1. Why isn't there a search function in the forum? Under Project Guidance there are over 3300 pages of titles.
  2. I loaded Blink and the line 'pinMode(LED_BUILTIN, OUTPUT);' had no predecessor such as 'int LED_BUILTIN=13'. Where was the Upload function told to load a header file? Why can't I see the header file? Okay, maybe I'm misusing the term 'header file', but I'm sure you get the idea. Basically, where/how was pin 13 associated with LED_BUILTIN?
  3. Where can I get a manual or similar on the IDE?


  1. Why isn't there a search function in the forum?

You mean like the one up there on the right?

There is a search capability. The thing like a magnifying glass at the top of the page.

All of the source code for Arduino programs is available within the Arduino IDE - though it can be a bit difficult to find things.

The Resources link at the top of the page is the "manual"


2. I loaded Blink and the line 'pinMode(LED_BUILTIN, OUTPUT);' had no predecessor such as 'int LED_BUILTIN=13'. Where was the Upload function told to load a header file?

The Arduino IDE automatically adds the following line to the primary .ino file in every sketch:

#include <Arduino.h>

That was done with the intention to make the Arduino IDE more beginner friendly by making the Arduino core library's functions automatically available to every sketch.

Why can't I see the header file?

The first thing you need to understand is that each architecture has its own core library due to the low level code behind the Arduino core library functions being architecture-specific. This means that the location of the header file can depend on which board you have selected from the Tools > Board menu. An Uno has a different core library than a Zero because they are different architectures (AVR vs SAMD). The Uno and Mega use the same core library because they're both AVR architecture.

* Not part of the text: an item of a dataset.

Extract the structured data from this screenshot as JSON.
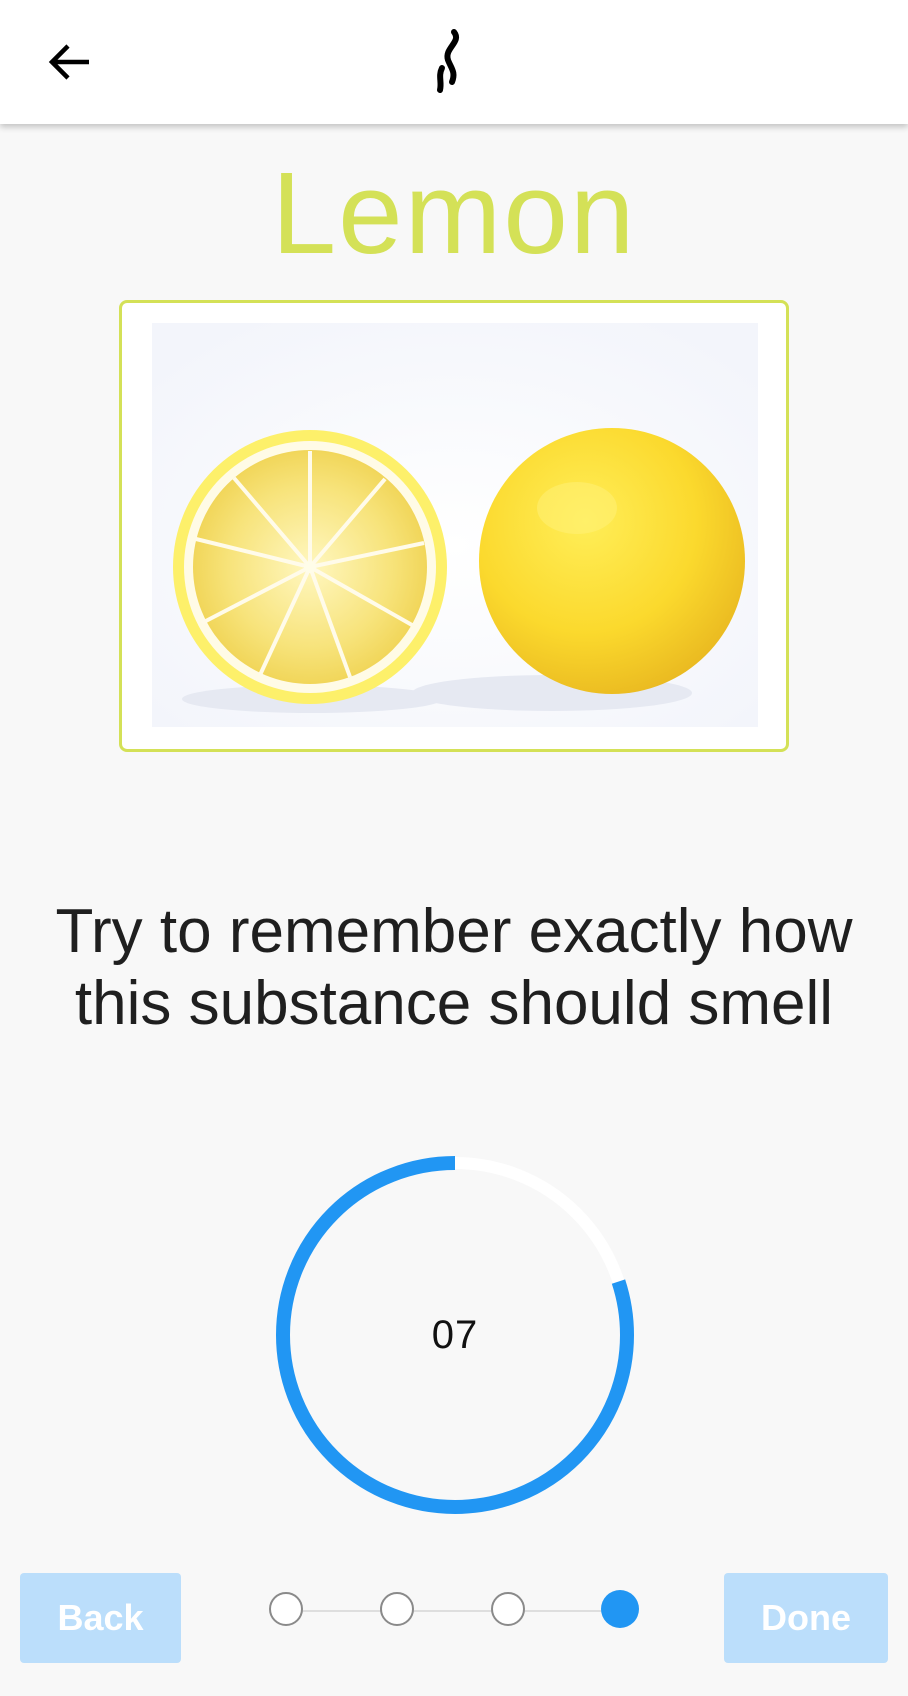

You can find the location of the core library for the board you're using by turning on File > Preferences > Show verbose output during: compilation and then examining the contents of the black console window at the bottom of the Arduino IDE window after a compilation. Note that these files are often stored under a system folder that your OS may hide by default. There a trick that makes it a bit easier and quicker to find it:

  • File > Examples > SPI > BarometricPressureSensor
  • Sketch > Show Sketch Folder
  • Move up folder levels until you reach the one that contains boards.txt

You will now find Arduino.h and the rest of the core library under the cores folder. You can open them with any text editor.

Basically, where/how was pin 13 associated with LED_BUILTIN?

As an example, say you have Tools > Board > Arduino/Genuino Uno selected. This board is part of the Arduino AVR Boards hardware package. If you open the Arduino.h file from that core you will see this line:

#include "pins_arduino.h"

Each board within a hardware package may have a different number of pins or mapping of the chip pins to Arduino pin numbers. For this reason, the Arduino IDE uses a "variants" system. Each board has a definition in the boards.txt file. One of the properties of that definition is build.variant. For Arduino/Genuino Uno it looks like this:

This is used in the compilation recipe to customize the include path for that board. If you check the verbose compilation output you might see flags like this in the compilation command lines:


The "standard" part of that path is determined by the build.variant property in boards.txt. So this adds the standard variant's folder to the include path. If you check in that variant folder, you'll find a file named pins_arduino.h, which contains the pin mappings for the Uno. One of the lines in that file:

#define LED_BUILTIN 13

By using LED_BUILTIN, the code will automatically adapt no matter which board you're using, as long as the board that has an onboard LED and a definition of the LED_BUILTIN macro in its variant file. For example, if you were compiling for the MKR1000, it would still work even though the LED is on pin 6 instead of 13:

#define PIN_LED     (6u)

Making things simple for a beginner results in some complexity under the hood.


Stop multiple posting !
Do not post into sections that are for other purposes completely different to your problem.
Your post in "project HUB" deleted !

It's the second time @edjburke did that. It's extremely annoying to see them, not only cross post, but also say in that cross post:

No answers were given for questions 2 and 3.

after I provided an extremely detailed answer to question 2 and the other questions were answered sufficiently.

Given benefit of doubt as a newbie rather than a stick.
But OP had better catch up on forum rules as the stick could well be next.